Stephen Hawking is a very smart man, much more intelligent than me, and I respect his scientific mind. But I don't think he's right on this point.
THE aliens are out there and Earth had better watch out, at least according to Stephen Hawking. He has suggested that extraterrestrials are almost certain to exist — but that instead of seeking them out, humanity should be doing all it that can to avoid any contact.
Alien life ... is almost certain to exist in many other parts of the universe: not just in planets, but perhaps in the centre of stars or even floating in interplanetary space.
Such scenes are speculative, but Hawking uses them to lead on to a serious point: that a few life forms could be intelligent and pose a threat. Hawking believes that contact with such a species could be devastating for humanity.
He suggests that aliens might simply raid Earth for its resources and then move on: “We only have to look at ourselves to see how intelligent life might develop into something we wouldn’t want to meet. I imagine they might exist in massive ships, having used up all the resources from their home planet. Such advanced aliens would perhaps become nomads, looking to conquer and colonise whatever planets they can reach.”
He concludes that trying to make contact with alien races is “a little too risky”. He said: “If aliens ever visit us, I think the outcome would be much as when Christopher Columbus first landed in America, which didn’t turn out very well for the Native Americans.”
I don't mean that Hawking is wrong in believing in alien life forms (I don't find that hard to believe at all), I think he's wrong to suggest that we should avoid all contact with alien species forever. And the Native American analogy is wrong-headed.
Look, bad things happened to the Indians (who, by the way, weren't very saintly to begin with; they are human beings, after all) at the hands of some Europeans, but consider this: There are some peoples in South America that, to this day, have avoided contact with the outside world, and there is a sentiment that we should leave them alone. That's well and good, but will they ever advance as a society? Will they achieve great things, invent the light bulb, explore space all on their own, become more as human beings? I doubt it.
To go along with Hawking, we should be as the tribes in South America, hiding in the jungle of our solar system and eschewing contact with other peoples (aliens) on the outside chance they may enslave us. That may be well and good, and the aliens may even respect our wishes, but if we do that, will we continue to advance as a species? Will we achieve greater things, invent new energy sources, continue to explore space, and become more as a species? I don't think so.

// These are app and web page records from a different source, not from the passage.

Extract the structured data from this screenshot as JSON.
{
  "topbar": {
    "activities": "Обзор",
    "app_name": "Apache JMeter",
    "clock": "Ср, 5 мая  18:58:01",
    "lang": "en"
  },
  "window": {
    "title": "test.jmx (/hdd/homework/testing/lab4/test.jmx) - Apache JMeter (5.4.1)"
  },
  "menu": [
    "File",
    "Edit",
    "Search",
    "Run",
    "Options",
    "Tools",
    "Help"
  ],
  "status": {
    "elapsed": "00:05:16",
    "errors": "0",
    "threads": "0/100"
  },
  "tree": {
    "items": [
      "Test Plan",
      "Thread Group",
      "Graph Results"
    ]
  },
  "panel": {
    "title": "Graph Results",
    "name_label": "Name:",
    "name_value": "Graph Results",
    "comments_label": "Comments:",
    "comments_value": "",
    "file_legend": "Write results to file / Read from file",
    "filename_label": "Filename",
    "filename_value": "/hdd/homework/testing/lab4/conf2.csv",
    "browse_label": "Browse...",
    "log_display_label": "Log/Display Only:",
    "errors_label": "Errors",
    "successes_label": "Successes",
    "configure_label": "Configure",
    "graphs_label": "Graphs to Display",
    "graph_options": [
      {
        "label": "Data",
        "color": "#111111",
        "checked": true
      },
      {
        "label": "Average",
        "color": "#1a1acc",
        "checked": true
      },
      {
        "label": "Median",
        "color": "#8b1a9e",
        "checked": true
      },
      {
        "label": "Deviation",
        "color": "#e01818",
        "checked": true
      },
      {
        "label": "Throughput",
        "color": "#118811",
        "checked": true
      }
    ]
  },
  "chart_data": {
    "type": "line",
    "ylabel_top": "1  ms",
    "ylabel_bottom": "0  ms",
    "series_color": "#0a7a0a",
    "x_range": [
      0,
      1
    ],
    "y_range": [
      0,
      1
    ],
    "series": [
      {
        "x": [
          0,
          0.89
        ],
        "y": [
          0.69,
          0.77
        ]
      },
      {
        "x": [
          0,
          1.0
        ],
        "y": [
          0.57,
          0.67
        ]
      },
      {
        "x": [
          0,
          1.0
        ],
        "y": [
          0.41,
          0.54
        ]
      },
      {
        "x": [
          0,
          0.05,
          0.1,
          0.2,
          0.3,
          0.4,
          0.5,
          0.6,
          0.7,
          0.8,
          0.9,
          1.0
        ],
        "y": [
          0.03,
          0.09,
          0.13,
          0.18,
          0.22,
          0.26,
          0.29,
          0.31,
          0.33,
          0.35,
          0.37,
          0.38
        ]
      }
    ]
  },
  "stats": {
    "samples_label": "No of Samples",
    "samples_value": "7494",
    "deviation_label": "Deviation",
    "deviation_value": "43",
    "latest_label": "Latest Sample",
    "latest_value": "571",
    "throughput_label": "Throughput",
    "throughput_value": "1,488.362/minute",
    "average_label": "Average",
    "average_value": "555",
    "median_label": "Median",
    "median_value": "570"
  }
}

I think we will stagnate if we don't continue to explore the universe. Not now, not in a thousand years, but eventually. And if that exploration means that we run up against another intelligent species eventually, then so be it. We will just have to deal with that situation when it comes up. It may not be easy, and I'm not advocating recklessness on the part of humanity, but I don't think we should run away from the challenge before it ever presents itself.

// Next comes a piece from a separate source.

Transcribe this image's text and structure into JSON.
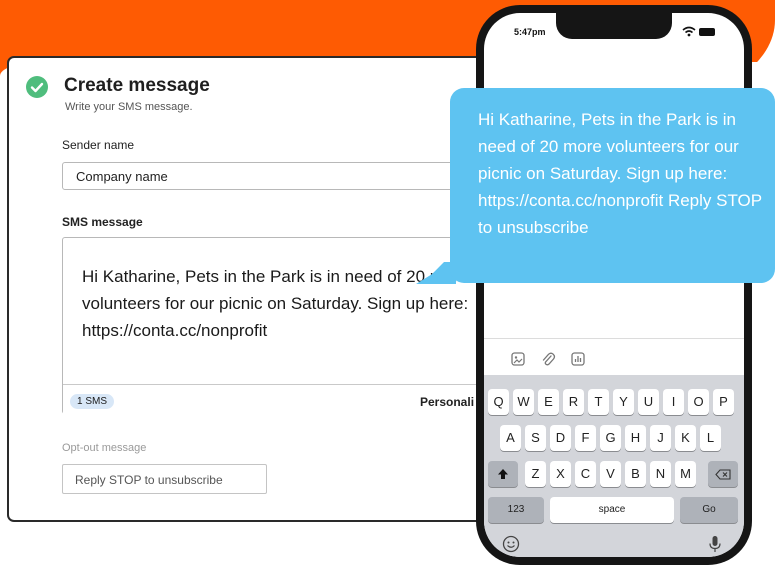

My respects to Hawking, but it's odd that such a bold mind is promoting such timidity.